Crowd Pleasing Cuisine
With the Asian food market worth over £3 billion in the UK*, Chinese cuisine is as popular as ever. Chinese New Year presents the perfect opportunity for caterers to capitalise on this and maximise sales by holding a theme night to celebrate the occasion.
Why it works
Chinese food is one of the nation’s favourite cuisines and guaranteed to form the foundation of a crowd-pleasing theme night. Chinese New Year, the beginning of the year of the pig, falls on Tuesday 5 February so it offers the opportunity to boost mid-week trade or hold the celebrations the weekend before.
What to serve
Prawn toast, spare ribs and chicken satay are popular starters, followed by stir-fry soy noodles and mushrooms braised in oyster sauce, kung pao chicken, black bean, chow mein, and sweet and sour – which all work as a main course or as part of a sharing platter.
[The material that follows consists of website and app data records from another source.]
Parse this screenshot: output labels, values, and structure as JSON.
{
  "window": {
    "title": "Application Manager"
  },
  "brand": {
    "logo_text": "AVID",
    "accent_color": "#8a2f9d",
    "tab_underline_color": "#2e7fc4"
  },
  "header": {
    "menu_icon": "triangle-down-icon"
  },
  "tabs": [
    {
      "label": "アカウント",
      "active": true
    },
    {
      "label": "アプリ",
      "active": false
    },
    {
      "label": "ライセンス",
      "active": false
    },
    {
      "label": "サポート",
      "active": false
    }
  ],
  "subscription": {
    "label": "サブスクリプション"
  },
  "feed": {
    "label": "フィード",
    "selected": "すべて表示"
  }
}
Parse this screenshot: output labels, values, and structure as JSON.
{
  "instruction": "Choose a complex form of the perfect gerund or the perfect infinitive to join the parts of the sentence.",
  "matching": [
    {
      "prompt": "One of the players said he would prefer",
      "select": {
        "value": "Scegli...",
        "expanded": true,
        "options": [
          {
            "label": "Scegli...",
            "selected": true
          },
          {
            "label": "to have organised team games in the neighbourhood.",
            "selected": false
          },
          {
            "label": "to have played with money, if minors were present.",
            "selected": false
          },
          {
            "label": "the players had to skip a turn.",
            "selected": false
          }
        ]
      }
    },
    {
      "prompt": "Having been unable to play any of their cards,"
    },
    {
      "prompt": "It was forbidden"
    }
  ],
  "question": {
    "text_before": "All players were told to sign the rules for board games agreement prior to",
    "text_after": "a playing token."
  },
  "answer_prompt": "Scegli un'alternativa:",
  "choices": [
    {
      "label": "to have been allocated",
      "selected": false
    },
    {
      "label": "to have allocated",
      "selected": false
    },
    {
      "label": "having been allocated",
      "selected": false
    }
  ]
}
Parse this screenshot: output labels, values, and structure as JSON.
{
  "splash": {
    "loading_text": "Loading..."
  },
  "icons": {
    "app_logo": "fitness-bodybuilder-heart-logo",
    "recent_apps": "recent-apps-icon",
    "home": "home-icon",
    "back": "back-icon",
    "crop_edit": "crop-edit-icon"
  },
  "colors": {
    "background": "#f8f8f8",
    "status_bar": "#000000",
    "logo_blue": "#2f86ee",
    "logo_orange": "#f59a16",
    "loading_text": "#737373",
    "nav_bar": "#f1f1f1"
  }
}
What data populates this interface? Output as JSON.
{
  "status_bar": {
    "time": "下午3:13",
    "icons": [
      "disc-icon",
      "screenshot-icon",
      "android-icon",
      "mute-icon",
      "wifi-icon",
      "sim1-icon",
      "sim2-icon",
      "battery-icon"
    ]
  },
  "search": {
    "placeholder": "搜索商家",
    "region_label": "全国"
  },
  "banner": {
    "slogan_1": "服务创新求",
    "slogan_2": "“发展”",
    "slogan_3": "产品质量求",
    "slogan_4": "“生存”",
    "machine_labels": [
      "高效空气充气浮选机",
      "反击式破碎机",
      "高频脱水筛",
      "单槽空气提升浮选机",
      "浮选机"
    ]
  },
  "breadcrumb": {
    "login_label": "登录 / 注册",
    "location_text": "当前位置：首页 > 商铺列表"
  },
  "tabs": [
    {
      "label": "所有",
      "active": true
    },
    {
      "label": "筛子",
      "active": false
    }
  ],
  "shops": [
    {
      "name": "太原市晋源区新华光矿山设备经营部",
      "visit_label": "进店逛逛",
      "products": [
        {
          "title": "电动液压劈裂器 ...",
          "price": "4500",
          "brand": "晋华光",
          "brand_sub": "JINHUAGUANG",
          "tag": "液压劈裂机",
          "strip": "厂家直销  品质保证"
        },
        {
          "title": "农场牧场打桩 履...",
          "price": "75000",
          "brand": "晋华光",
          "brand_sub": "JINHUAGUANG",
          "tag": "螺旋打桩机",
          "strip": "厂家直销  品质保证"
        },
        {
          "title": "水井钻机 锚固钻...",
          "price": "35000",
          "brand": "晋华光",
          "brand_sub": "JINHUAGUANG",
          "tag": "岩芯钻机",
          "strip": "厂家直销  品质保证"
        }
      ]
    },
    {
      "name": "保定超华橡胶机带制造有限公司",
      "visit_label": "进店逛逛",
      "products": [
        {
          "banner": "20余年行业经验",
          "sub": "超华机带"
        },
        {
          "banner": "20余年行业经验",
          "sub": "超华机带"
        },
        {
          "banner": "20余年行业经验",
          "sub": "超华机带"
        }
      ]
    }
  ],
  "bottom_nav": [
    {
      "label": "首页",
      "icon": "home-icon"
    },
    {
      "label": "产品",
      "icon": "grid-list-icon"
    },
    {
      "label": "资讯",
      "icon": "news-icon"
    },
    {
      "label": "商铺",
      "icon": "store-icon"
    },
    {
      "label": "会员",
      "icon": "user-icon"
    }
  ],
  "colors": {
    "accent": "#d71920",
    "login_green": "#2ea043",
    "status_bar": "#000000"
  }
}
Chicken, fish, tofu and noodles are foods associated with the celebration, all believed to have a certain wisdom or symbolic meaning. Therefore, you are not only sticking with tradition but ticking the boxes to suit all tastes. Offer jasmine steamed rice and plain boiled rice too alongside fried rice.
How to serve
The Chinese New Year gathering is centred around banquets and food sharing so a tasting menu works really well. Serve a selection of dishes in separate bowls on a large platter for sharers to mix together to suit their tastes. If you want a ‘party’ theme, Chinese food is perfect because it is easy to eat and works as finger food. Another idea is to hold a themed set menu which includes an array of starters, mains and desserts for your customers to mix and match and choose from.
What to pour
It is not just your food offering that reflects the theme; your drinks offering is equally as important. Take time to research traditional Chinese beers, for example, and get your front of house staff to taste them so that if a customer asks for a recommendation or a description of the beverage, they are able to give one. Popular choices include Tiger Beer, Tsingtao and the not-so-well-known Lucky Beer, so speak to your supplier about what’s available. Tea is a must for those who do not drink alcohol, so stock up on the traditional options: pu-erh (black tea), chrysanthemum tea (herbal and caffeine-free), green tea and oolong.
Decorating your premises with Chinese lanterns or the traditional colours of Chinese New Year – red and gold – will help your outlet stand out and remain memorable. Fortune cookies are also a nice treat. Why not make your own and put a message inside such as dining vouchers or free drink coupons? Or, for an authentic after-dinner gift, why not fill a red envelope with money (a few pennies will do) as it is believed to bring good luck. Make sure you serve meat-free and gluten-free dishes and sauces too.